A friend and former colleague asked me the other day how do you know the content you deliver to clients is working?
In other words, is the content raising their profile? Is it attracting and driving business?
It’s a fair question, especially for marketers who’ve been at it for a while; the concept of inbound marketing is still very new, and the idea that a brand isn’t blasting out its message seems … wrong. But all the evidence suggests it’s the right strategy at the right time.
It’s all just a little too Zen.
Quite obviously, your customers are searching the Internet for information way before you hear from them. So smart organizations have embraced the idea of providing non-brand-specific information to customers somewhere out there – customers with whom they don’t yet have a relationship. We call it content marketing.
But how do you know if it works? That’s the question traditional marketers and salespeople – especially salespeople – are asking. The flippant answer is how do you know your advertising is working?
The real answer is that content-based inbound marketing offers you a much greater chance to track engagement and gauge how prospects move through your sales funnel. Rather than putting a message out into the world and hoping – but never really knowing – if potential customers respond and whether that response is positive or negative, inbound marketing gives you the opportunity to use easily tracked metrics.
Baseline traffic numbers.
These include pageviews and unique visitors. Basically, you’re tracking quantity, not quality. But quantity does matter, at least to a point. If no one is on your website, well… it’s kind of a waste of time.
If you’re producing quality content, you should be attracting a quality audience; that is, you should be attracting prospective customers. The way to understand whether you’re operating at this intersection of content and prospects is in quality indicators such as bounce rate and time on site. Bounce rate is the number of people who view one page of your site and then leave.
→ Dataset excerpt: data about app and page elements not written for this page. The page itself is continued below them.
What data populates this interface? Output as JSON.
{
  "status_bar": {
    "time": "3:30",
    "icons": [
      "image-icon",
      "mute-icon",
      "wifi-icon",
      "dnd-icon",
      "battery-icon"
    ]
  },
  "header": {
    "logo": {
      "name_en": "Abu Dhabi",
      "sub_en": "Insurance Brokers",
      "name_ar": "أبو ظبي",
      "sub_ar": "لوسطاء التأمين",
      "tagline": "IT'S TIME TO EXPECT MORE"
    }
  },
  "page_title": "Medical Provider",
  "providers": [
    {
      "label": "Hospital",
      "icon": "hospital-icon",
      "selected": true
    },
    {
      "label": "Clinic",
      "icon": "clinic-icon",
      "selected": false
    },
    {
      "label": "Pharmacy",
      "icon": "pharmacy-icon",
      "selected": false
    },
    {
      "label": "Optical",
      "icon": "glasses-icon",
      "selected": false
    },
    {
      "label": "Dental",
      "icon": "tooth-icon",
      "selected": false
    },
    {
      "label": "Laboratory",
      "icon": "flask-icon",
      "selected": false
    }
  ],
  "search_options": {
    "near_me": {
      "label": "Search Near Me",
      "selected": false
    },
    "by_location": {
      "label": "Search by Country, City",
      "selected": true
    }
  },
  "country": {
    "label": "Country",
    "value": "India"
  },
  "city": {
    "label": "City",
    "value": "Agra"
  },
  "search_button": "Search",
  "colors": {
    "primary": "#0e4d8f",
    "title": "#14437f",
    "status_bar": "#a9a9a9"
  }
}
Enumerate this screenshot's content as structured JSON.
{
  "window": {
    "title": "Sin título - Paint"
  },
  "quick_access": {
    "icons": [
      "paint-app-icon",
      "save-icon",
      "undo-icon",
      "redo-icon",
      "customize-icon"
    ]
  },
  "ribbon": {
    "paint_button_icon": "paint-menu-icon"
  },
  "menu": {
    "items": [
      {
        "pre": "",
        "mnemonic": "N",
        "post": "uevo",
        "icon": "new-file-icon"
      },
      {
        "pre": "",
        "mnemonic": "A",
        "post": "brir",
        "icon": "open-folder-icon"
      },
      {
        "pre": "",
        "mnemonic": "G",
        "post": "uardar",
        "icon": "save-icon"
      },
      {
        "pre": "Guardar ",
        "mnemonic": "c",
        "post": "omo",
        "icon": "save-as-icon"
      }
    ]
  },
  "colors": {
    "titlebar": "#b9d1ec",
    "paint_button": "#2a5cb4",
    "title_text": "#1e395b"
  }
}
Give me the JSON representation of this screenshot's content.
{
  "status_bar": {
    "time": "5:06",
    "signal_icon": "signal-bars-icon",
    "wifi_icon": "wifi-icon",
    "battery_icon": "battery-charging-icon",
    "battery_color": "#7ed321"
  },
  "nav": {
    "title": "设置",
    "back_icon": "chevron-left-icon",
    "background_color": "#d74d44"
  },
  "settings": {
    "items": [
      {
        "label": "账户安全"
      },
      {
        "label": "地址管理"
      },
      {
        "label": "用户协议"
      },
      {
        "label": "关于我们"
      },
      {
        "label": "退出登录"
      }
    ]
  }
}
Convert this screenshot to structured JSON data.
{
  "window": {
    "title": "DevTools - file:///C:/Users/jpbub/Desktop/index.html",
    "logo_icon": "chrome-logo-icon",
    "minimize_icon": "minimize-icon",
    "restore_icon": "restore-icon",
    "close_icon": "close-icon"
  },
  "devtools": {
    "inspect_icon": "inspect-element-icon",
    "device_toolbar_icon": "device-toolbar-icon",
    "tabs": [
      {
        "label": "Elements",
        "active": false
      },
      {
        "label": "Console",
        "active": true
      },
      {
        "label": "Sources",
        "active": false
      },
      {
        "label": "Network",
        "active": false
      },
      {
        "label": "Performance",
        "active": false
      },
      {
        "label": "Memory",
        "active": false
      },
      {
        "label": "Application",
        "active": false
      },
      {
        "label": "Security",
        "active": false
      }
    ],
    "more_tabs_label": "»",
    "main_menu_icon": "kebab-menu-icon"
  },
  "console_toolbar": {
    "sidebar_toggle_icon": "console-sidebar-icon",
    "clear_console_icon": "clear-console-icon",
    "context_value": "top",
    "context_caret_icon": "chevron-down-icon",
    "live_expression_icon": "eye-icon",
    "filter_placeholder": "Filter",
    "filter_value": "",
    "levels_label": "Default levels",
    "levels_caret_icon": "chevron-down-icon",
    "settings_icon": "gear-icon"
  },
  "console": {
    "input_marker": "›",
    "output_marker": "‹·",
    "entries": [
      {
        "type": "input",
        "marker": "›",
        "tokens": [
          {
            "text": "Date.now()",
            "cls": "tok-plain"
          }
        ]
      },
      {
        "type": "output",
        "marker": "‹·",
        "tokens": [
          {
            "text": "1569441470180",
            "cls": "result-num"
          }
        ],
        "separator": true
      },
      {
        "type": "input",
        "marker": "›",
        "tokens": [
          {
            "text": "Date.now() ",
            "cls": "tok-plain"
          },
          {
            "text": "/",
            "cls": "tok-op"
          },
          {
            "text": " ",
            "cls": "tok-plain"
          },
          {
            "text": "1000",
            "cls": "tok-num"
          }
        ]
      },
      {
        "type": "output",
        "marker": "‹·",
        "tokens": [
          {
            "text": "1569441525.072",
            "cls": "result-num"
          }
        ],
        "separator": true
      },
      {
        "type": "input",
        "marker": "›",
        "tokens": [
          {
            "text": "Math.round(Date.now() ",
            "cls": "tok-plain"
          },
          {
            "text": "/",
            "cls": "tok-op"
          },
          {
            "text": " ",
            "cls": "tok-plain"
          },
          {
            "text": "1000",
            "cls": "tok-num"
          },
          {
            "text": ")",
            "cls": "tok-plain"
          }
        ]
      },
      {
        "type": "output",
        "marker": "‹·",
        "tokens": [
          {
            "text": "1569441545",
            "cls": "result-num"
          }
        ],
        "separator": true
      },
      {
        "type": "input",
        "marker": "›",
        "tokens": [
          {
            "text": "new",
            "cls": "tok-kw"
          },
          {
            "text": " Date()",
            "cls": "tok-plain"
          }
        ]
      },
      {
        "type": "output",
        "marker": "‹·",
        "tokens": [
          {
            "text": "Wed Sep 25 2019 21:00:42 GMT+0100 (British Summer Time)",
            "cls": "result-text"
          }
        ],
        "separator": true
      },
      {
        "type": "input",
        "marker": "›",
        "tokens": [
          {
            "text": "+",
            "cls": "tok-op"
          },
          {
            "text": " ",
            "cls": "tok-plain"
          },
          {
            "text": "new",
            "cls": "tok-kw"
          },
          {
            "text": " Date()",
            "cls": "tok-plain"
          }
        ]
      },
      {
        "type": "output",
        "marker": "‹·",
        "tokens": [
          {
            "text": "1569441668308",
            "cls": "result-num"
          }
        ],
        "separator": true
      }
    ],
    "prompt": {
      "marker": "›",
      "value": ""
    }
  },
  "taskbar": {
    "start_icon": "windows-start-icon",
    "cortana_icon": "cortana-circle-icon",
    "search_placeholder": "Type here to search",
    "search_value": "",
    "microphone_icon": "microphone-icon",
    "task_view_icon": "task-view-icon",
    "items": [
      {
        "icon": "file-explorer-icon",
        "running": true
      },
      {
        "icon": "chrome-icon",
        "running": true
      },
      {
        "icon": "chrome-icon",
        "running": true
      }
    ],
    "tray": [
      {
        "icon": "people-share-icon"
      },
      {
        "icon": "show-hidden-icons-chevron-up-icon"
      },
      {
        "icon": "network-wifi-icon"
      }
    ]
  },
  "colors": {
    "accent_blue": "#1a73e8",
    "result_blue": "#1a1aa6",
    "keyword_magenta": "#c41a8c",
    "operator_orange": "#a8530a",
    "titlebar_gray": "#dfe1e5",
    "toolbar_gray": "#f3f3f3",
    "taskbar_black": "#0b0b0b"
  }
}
So if your bounce rate is high – more than 50 percent – it demonstrates that you are not capturing your readers’ attention. You can also be more sophisticated with a tool such as Crazy Egg, which creates heat maps that show you what sections of a page visitors are viewing.
You don’t want to be talking at your audience, you want to be speaking with it. Which requires the audience to speak back, to engage with you in your thoughts. Two simple indicators that your audience is engaged are comments and social sharing. Are they commenting on your content, or perhaps commenting with you off site on social media? These are signs that you are breaking through. Social sharing is critical as well; if your content is deemed share-worthy, it means you’re doing something right, and you’re getting your name out there as a thought leader.
The goal of every content strategy is – or at least should be – to build trust. With trust, you can generate a connection with your audience that makes them far more likely to consider you as an organization with which they want to do business. And that means you need to always understand where you stand with that audience. Are they paying attention? Are they engaged? Following these metrics begins to tell you whether your content strategy is working.